- _What you need to do_:
Word for word, set down the records and skip each picture.

++++++

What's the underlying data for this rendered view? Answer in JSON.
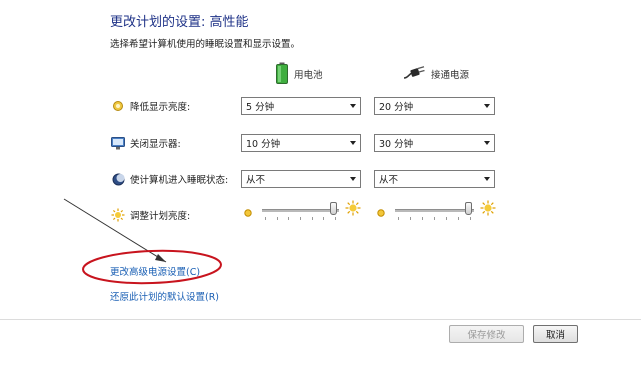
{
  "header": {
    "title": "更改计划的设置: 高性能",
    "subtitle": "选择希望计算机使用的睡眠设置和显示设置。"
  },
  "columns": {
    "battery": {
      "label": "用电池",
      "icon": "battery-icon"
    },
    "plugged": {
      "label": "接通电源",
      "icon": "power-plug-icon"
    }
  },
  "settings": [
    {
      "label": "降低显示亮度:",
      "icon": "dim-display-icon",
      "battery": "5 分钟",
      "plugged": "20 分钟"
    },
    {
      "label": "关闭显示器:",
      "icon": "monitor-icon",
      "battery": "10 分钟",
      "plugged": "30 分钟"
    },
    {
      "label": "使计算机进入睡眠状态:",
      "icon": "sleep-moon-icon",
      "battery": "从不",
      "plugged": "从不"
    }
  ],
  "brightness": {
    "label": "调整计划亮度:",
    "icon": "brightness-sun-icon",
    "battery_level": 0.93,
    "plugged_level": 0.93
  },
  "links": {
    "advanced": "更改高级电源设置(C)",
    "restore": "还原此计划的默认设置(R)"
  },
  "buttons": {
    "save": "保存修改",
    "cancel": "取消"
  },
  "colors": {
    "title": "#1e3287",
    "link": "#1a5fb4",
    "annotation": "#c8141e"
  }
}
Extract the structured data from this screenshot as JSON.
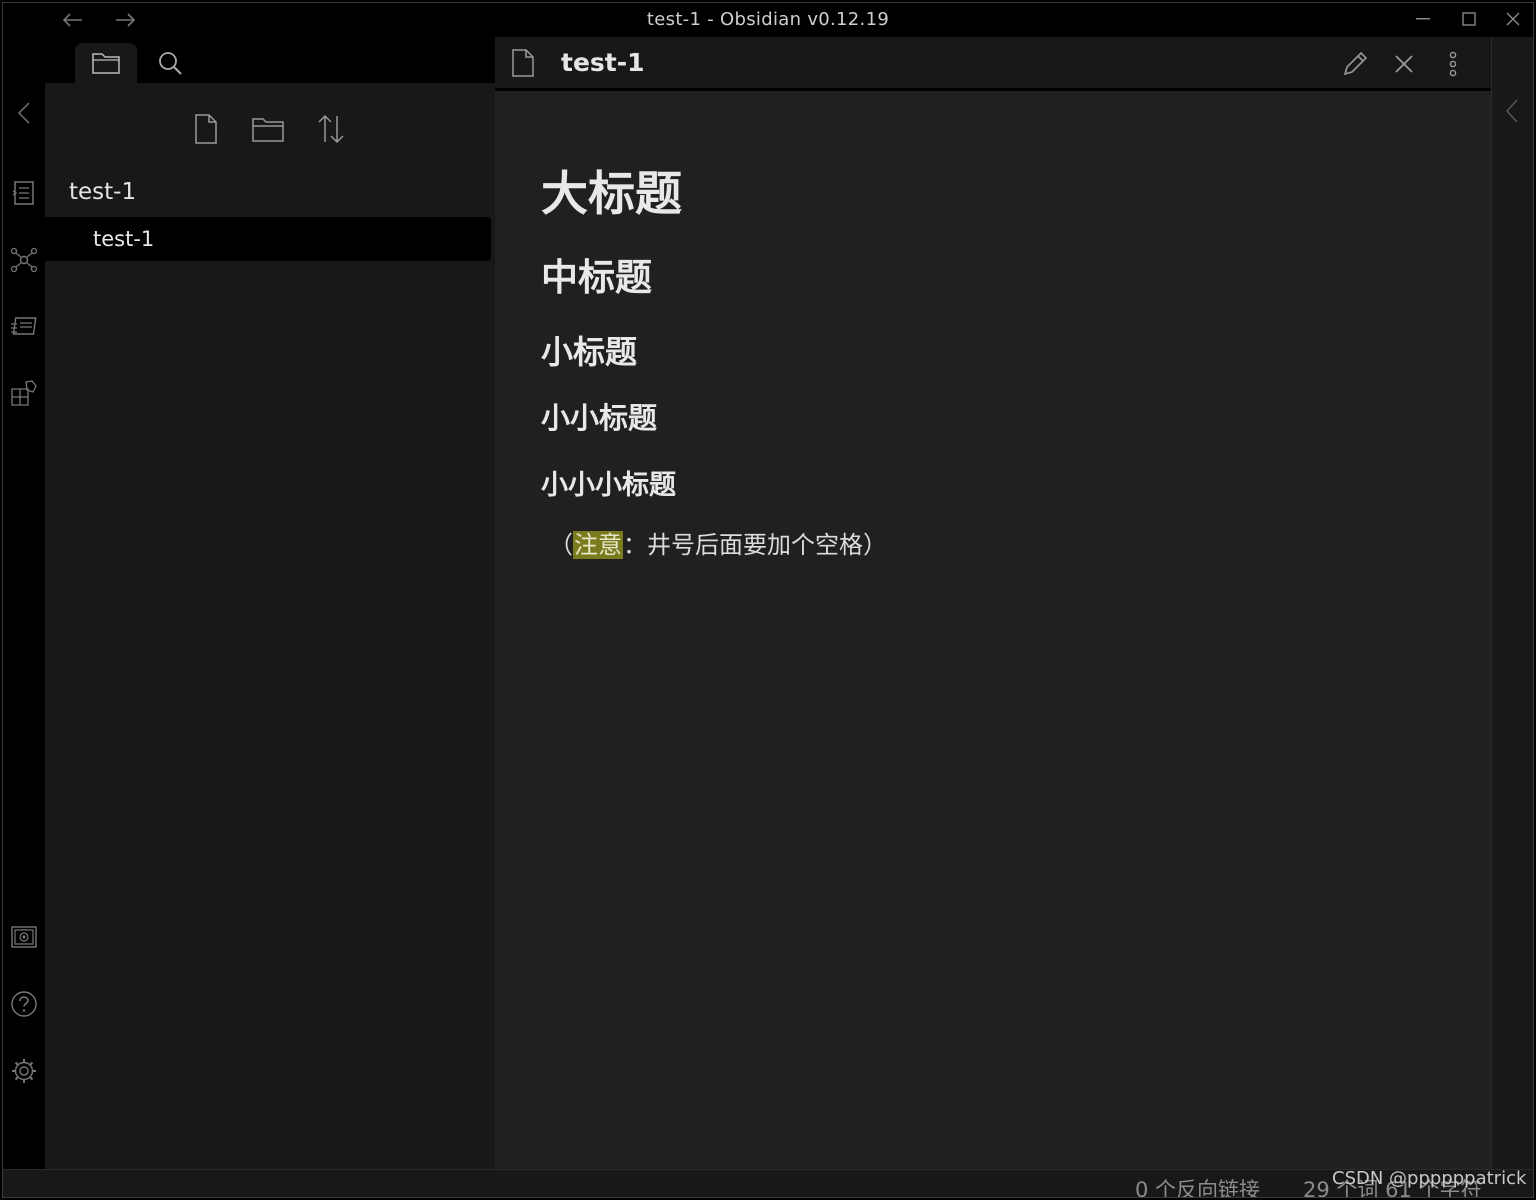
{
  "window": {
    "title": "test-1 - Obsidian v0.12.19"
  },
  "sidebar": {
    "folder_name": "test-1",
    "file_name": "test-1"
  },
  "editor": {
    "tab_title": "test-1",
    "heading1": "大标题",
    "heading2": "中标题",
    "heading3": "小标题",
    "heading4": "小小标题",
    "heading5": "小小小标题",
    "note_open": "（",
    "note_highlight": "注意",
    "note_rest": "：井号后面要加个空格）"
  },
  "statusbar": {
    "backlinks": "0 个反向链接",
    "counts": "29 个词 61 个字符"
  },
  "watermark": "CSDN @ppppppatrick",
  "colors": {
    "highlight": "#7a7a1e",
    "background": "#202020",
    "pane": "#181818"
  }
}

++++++

- _Written answer_:
What's the underlying data for this rendered view? Answer in JSON.
{
  "header": {
    "title": "更改计划的设置: 高性能",
    "subtitle": "选择希望计算机使用的睡眠设置和显示设置。"
  },
  "columns": {
    "battery": {
      "label": "用电池",
      "icon": "battery-icon"
    },
    "plugged": {
      "label": "接通电源",
      "icon": "power-plug-icon"
    }
  },
  "settings": [
    {
      "label": "降低显示亮度:",
      "icon": "dim-display-icon",
      "battery": "5 分钟",
      "plugged": "20 分钟"
    },
    {
      "label": "关闭显示器:",
      "icon": "monitor-icon",
      "battery": "10 分钟",
      "plugged": "30 分钟"
    },
    {
      "label": "使计算机进入睡眠状态:",
      "icon": "sleep-moon-icon",
      "battery": "从不",
      "plugged": "从不"
    }
  ],
  "brightness": {
    "label": "调整计划亮度:",
    "icon": "brightness-sun-icon",
    "battery_level": 0.93,
    "plugged_level": 0.93
  },
  "links": {
    "advanced": "更改高级电源设置(C)",
    "restore": "还原此计划的默认设置(R)"
  },
  "buttons": {
    "save": "保存修改",
    "cancel": "取消"
  },
  "colors": {
    "title": "#1e3287",
    "link": "#1a5fb4",
    "annotation": "#c8141e"
  }
}
Extract the structured data from this screenshot as JSON.
{
  "window": {
    "title": "test-1 - Obsidian v0.12.19"
  },
  "sidebar": {
    "folder_name": "test-1",
    "file_name": "test-1"
  },
  "editor": {
    "tab_title": "test-1",
    "heading1": "大标题",
    "heading2": "中标题",
    "heading3": "小标题",
    "heading4": "小小标题",
    "heading5": "小小小标题",
    "note_open": "（",
    "note_highlight": "注意",
    "note_rest": "：井号后面要加个空格）"
  },
  "statusbar": {
    "backlinks": "0 个反向链接",
    "counts": "29 个词 61 个字符"
  },
  "watermark": "CSDN @ppppppatrick",
  "colors": {
    "highlight": "#7a7a1e",
    "background": "#202020",
    "pane": "#181818"
  }
}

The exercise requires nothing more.